Who Do Archives Think They Are? : Rules and Archival Encounters
“Institutional archives are assembled around bodies of documentation that construct their realms of influence and activity. Standards, government policies and strategies speak a complex powerful language that shapes the work that archival practitioners do and feel able to do.
This paper will explore the wide-ranging influence of this documentation on the ways diverse LGBTQ+ perspectives encounter (and are encountered in) archives in institutional contexts. It will argue that the concept of archival heritage in England and Wales is reinforced by an authorising discourse about what archives are and can be, what they do and why they have value.
Engagement and public participation are often explicitly referenced in the documentation, only to be undermined by the implied rules of the broader framework. Whereas some values and experiences are given legitimacy others are excluded or misrepresented.”
Victoria Hoyle is a PhD researcher at the Institute for the Public Understanding of the Past at the University of York, and is a practising archivist. Her research focuses on archives and heritage values and is part of an AHRC funded project called Within the Walls: Heritage Values and the Historic City. It looks at the ways in which archives are understood, created and valued by archives practitioners, communities of identity and communities of place.
The University of York is home to IPUP: the Institute for the Public Understanding of the Past. IPUP is a research centre established to study the meaning of the past in the present.
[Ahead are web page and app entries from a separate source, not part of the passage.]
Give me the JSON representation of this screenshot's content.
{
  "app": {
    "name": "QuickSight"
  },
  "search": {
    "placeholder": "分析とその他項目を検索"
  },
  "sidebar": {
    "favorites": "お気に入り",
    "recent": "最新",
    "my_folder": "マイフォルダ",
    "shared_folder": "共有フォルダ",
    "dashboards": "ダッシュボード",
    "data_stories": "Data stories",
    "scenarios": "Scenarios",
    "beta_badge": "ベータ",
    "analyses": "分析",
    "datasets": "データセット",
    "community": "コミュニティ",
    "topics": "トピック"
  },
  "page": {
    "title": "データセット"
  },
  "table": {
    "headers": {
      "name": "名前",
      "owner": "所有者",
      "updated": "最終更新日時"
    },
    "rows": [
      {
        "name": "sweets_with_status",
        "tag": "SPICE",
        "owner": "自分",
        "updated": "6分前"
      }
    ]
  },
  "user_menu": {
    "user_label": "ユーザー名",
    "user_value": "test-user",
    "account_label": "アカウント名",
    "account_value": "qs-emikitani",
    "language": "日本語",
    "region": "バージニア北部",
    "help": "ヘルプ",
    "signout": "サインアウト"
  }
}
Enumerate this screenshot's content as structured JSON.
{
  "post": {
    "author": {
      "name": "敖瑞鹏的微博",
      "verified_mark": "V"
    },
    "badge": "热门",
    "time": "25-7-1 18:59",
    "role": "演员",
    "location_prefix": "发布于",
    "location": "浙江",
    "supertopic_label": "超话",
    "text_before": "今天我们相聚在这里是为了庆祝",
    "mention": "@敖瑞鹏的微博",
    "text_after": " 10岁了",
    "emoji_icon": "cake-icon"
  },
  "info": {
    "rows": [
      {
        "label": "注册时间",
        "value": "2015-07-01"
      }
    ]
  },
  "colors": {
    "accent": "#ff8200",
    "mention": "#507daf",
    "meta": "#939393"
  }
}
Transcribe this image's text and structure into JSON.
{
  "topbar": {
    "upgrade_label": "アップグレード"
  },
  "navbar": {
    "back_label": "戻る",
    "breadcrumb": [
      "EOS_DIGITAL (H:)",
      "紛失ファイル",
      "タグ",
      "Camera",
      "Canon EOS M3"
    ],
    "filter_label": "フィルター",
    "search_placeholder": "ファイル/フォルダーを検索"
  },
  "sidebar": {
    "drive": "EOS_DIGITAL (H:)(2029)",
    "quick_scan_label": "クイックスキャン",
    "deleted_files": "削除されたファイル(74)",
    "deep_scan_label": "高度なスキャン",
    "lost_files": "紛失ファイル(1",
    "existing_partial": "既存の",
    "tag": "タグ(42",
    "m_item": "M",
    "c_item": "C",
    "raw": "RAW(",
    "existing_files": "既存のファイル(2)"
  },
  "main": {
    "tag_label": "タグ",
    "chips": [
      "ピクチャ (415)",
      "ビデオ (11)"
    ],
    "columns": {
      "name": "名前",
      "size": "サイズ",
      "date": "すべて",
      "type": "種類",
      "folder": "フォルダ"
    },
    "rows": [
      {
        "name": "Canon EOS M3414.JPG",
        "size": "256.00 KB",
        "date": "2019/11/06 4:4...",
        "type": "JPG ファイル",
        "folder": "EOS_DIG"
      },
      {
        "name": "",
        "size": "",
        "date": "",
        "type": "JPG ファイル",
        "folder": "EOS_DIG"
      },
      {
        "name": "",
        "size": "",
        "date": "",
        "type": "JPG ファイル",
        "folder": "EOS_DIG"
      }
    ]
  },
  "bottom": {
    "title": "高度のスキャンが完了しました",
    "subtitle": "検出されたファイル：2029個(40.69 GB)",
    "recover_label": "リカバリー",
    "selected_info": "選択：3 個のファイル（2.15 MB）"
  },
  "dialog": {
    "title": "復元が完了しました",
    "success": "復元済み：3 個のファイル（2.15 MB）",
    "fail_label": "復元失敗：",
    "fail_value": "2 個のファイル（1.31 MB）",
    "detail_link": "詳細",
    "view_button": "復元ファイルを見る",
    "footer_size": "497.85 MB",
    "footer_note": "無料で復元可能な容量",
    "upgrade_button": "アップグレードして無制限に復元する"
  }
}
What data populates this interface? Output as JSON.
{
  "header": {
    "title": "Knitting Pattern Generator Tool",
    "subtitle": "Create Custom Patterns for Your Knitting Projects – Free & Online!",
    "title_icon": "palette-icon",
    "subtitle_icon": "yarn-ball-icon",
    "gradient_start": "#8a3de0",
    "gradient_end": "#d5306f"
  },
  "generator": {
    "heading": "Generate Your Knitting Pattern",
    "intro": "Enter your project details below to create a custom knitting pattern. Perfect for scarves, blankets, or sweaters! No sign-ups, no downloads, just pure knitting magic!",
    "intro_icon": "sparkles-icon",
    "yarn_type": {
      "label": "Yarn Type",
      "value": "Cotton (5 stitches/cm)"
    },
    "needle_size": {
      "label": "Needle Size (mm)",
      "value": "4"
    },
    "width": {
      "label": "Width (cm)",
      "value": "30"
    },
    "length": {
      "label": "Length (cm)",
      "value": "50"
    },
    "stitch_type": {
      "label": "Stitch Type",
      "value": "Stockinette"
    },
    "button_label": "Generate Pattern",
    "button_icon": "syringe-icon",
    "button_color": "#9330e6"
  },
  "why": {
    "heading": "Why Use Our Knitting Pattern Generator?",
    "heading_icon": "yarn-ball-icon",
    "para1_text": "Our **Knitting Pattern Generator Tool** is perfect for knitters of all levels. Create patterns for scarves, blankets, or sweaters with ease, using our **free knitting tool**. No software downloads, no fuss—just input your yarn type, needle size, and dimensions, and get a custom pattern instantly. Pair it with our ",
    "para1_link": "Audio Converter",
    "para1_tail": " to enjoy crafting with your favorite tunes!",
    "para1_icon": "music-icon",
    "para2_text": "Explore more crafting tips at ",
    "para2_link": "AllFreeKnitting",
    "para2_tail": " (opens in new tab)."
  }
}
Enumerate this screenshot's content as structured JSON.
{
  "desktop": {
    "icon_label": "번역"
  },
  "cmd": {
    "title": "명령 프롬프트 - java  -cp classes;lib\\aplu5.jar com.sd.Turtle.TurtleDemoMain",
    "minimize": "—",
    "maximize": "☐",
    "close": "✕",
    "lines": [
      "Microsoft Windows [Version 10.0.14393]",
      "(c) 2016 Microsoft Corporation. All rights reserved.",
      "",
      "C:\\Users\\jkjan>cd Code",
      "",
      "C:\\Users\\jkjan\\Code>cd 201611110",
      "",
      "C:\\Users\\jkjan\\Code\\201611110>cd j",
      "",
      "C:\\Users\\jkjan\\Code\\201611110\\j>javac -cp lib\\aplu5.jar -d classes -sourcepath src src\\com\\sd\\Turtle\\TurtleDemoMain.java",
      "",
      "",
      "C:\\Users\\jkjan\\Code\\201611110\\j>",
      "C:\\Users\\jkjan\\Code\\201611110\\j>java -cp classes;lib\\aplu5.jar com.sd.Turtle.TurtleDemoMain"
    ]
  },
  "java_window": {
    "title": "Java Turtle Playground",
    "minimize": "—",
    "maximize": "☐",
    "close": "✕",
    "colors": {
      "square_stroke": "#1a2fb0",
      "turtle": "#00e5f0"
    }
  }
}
Its research explores how the past is used by individuals and communities to create identity: this involves studying the ways in which the past is understood and contextualized in order to interpret the present and to mediate traumatic or contested pasts.
Victoria will be speaking on day 3 of the conference